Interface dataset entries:
------------------------------------

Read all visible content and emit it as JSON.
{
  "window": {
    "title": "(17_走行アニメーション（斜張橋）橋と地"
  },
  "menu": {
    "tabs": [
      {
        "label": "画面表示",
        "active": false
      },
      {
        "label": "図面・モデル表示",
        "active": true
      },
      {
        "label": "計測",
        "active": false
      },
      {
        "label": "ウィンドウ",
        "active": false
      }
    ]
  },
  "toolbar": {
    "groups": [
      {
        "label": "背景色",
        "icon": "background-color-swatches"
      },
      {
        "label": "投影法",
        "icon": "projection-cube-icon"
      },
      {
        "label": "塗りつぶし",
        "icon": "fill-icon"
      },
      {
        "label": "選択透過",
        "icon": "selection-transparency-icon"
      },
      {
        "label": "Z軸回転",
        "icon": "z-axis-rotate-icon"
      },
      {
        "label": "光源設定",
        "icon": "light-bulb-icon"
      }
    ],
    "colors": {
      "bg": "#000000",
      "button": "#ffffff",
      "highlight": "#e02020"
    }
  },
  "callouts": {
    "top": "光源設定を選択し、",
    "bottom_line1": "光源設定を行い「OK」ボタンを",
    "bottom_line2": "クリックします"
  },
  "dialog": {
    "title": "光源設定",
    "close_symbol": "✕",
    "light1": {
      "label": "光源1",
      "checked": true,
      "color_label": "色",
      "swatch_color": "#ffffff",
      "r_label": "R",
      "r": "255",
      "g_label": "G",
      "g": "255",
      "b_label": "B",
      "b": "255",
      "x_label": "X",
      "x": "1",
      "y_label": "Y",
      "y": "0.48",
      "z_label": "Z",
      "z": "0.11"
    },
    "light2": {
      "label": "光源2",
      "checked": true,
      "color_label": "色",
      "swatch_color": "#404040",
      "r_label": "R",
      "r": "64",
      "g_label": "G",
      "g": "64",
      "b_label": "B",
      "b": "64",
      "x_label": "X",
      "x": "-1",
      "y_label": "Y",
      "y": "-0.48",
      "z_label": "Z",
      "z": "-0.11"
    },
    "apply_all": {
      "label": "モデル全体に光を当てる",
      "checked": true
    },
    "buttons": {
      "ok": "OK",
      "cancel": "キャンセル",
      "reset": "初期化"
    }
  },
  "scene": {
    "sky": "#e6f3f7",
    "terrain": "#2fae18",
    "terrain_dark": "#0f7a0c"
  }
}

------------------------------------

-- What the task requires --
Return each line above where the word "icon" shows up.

-- Answer --
        "icon": "background-color-swatches"
        "icon": "projection-cube-icon"
        "icon": "fill-icon"
        "icon": "selection-transparency-icon"
        "icon": "z-axis-rotate-icon"
        "icon": "light-bulb-icon"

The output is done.